Required action: A single number is the whole answer: the count of lines in the records where "revolve" occurs.

*** Source records ***

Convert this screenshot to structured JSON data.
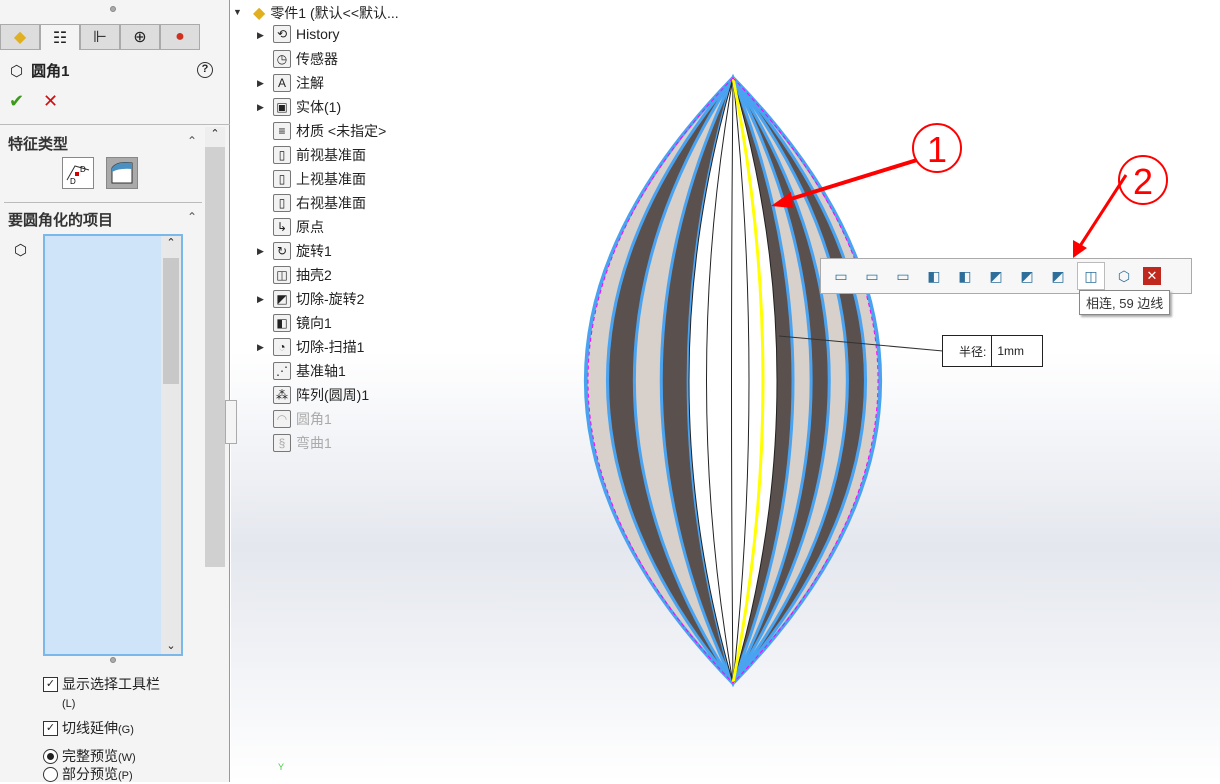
{
  "panel": {
    "tabs": [
      {
        "icon": "part-icon"
      },
      {
        "icon": "property-manager-icon"
      },
      {
        "icon": "configuration-manager-icon"
      },
      {
        "icon": "dimxpert-icon"
      },
      {
        "icon": "appearance-icon"
      }
    ],
    "title": "圆角1",
    "section1": "特征类型",
    "section2": "要圆角化的项目",
    "options": [
      {
        "label": "显示选择工具栏",
        "shortcut": "(L)",
        "type": "checkbox",
        "checked": true
      },
      {
        "label": "切线延伸",
        "shortcut": "(G)",
        "type": "checkbox",
        "checked": true
      },
      {
        "label": "完整预览",
        "shortcut": "(W)",
        "type": "radio",
        "checked": true
      },
      {
        "label": "部分预览",
        "shortcut": "(P)",
        "type": "radio",
        "checked": false
      }
    ]
  },
  "tree": {
    "root": "零件1  (默认<<默认...",
    "items": [
      {
        "label": "History",
        "expand": true,
        "icon": "history-folder-icon",
        "g": "⟲"
      },
      {
        "label": "传感器",
        "expand": false,
        "icon": "sensor-folder-icon",
        "g": "◷"
      },
      {
        "label": "注解",
        "expand": true,
        "icon": "annotation-folder-icon",
        "g": "A"
      },
      {
        "label": "实体(1)",
        "expand": true,
        "icon": "solid-bodies-folder-icon",
        "g": "▣"
      },
      {
        "label": "材质 <未指定>",
        "expand": false,
        "icon": "material-icon",
        "g": "≡"
      },
      {
        "label": "前视基准面",
        "expand": false,
        "icon": "plane-icon",
        "g": "▯"
      },
      {
        "label": "上视基准面",
        "expand": false,
        "icon": "plane-icon",
        "g": "▯"
      },
      {
        "label": "右视基准面",
        "expand": false,
        "icon": "plane-icon",
        "g": "▯"
      },
      {
        "label": "原点",
        "expand": false,
        "icon": "origin-icon",
        "g": "↳"
      },
      {
        "label": "旋转1",
        "expand": true,
        "icon": "revolve-icon",
        "g": "↻"
      },
      {
        "label": "抽壳2",
        "expand": false,
        "icon": "shell-icon",
        "g": "◫"
      },
      {
        "label": "切除-旋转2",
        "expand": true,
        "icon": "cut-revolve-icon",
        "g": "◩"
      },
      {
        "label": "镜向1",
        "expand": false,
        "icon": "mirror-icon",
        "g": "◧"
      },
      {
        "label": "切除-扫描1",
        "expand": true,
        "icon": "cut-sweep-icon",
        "g": "◔"
      },
      {
        "label": "基准轴1",
        "expand": false,
        "icon": "axis-icon",
        "g": "⋰"
      },
      {
        "label": "阵列(圆周)1",
        "expand": false,
        "icon": "circular-pattern-icon",
        "g": "⁂"
      },
      {
        "label": "圆角1",
        "expand": false,
        "icon": "fillet-icon",
        "g": "◠",
        "dim": true
      },
      {
        "label": "弯曲1",
        "expand": false,
        "icon": "flex-icon",
        "g": "§",
        "dim": true
      }
    ]
  },
  "selection_toolbar": {
    "tooltip": "相连, 59 边线"
  },
  "dimension": {
    "label": "半径:",
    "value": "1mm"
  },
  "annotations": [
    "1",
    "2"
  ],
  "triad": "Y",
  "colors": {
    "selected_edge": "#4aa3f0",
    "highlight": "#ffff00",
    "annotation": "#ff0000"
  }
}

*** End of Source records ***

Written reply: 2